> [What you are asked to do]
Give back the listing in full and exactly, leaving out the images.

> [Available data]
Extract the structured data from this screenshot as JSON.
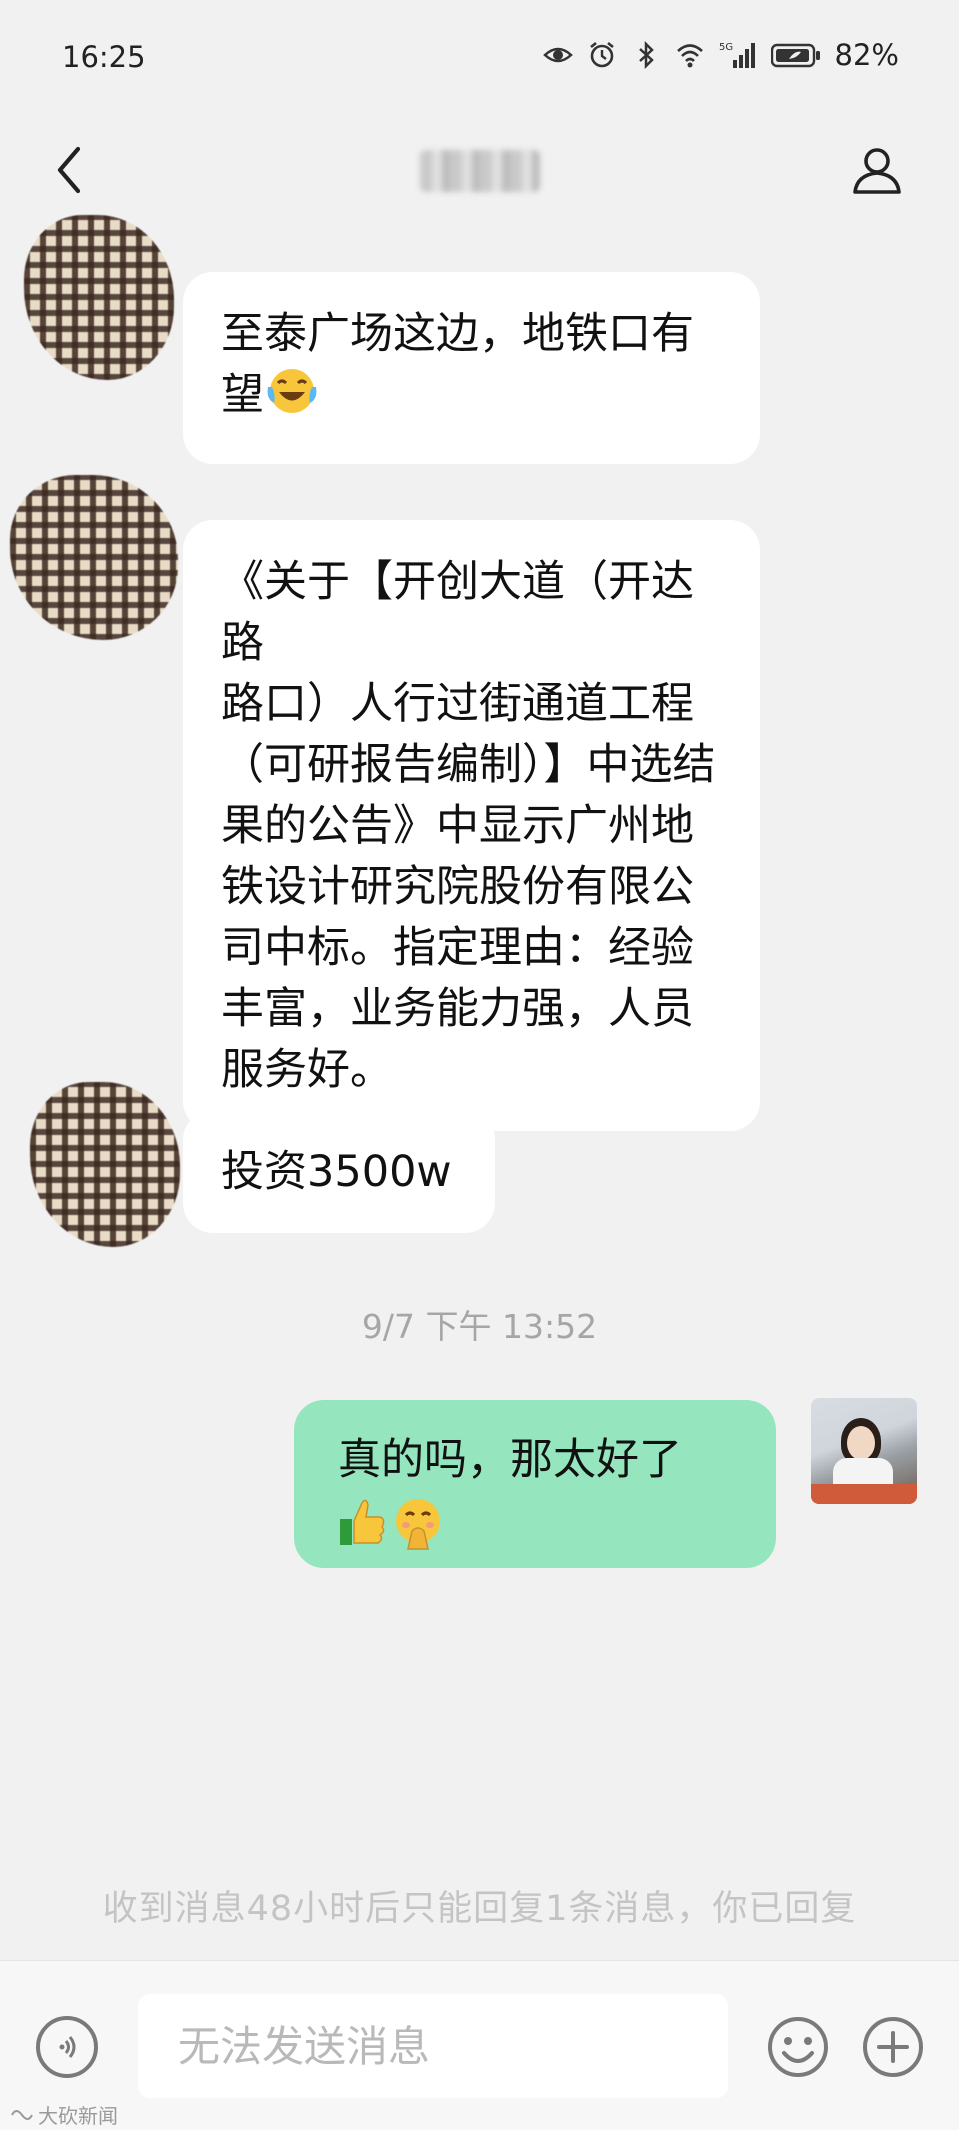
{
  "status_bar": {
    "time": "16:25",
    "network": "5G",
    "battery": "82%"
  },
  "header": {
    "contact_name": ""
  },
  "messages": [
    {
      "lines": [
        "至泰广场这边，地铁口有",
        "望"
      ],
      "emoji": "tears-of-joy-emoji"
    },
    {
      "lines": [
        "《关于【开创大道（开达路",
        "路口）人行过街通道工程",
        "（可研报告编制）】中选结",
        "果的公告》中显示广州地",
        "铁设计研究院股份有限公",
        "司中标。指定理由：经验",
        "丰富，业务能力强，人员",
        "服务好。"
      ]
    },
    {
      "lines": [
        "投资3500w"
      ]
    }
  ],
  "timestamp": "9/7 下午 13:52",
  "self_message": {
    "text": "真的吗，那太好了",
    "emojis": [
      "thumbs-up-emoji",
      "smiling-hands-emoji"
    ],
    "bubble_color": "#95e6bf"
  },
  "limit_notice": "收到消息48小时后只能回复1条消息，你已回复",
  "input": {
    "placeholder": "无法发送消息"
  },
  "watermark": "大砍新闻"
}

> [Response to the task]
Extract the structured data from this screenshot as JSON.
{
  "status_bar": {
    "time": "16:25",
    "network": "5G",
    "battery": "82%"
  },
  "header": {
    "contact_name": ""
  },
  "messages": [
    {
      "lines": [
        "至泰广场这边，地铁口有",
        "望"
      ],
      "emoji": "tears-of-joy-emoji"
    },
    {
      "lines": [
        "《关于【开创大道（开达路",
        "路口）人行过街通道工程",
        "（可研报告编制）】中选结",
        "果的公告》中显示广州地",
        "铁设计研究院股份有限公",
        "司中标。指定理由：经验",
        "丰富，业务能力强，人员",
        "服务好。"
      ]
    },
    {
      "lines": [
        "投资3500w"
      ]
    }
  ],
  "timestamp": "9/7 下午 13:52",
  "self_message": {
    "text": "真的吗，那太好了",
    "emojis": [
      "thumbs-up-emoji",
      "smiling-hands-emoji"
    ],
    "bubble_color": "#95e6bf"
  },
  "limit_notice": "收到消息48小时后只能回复1条消息，你已回复",
  "input": {
    "placeholder": "无法发送消息"
  },
  "watermark": "大砍新闻"
}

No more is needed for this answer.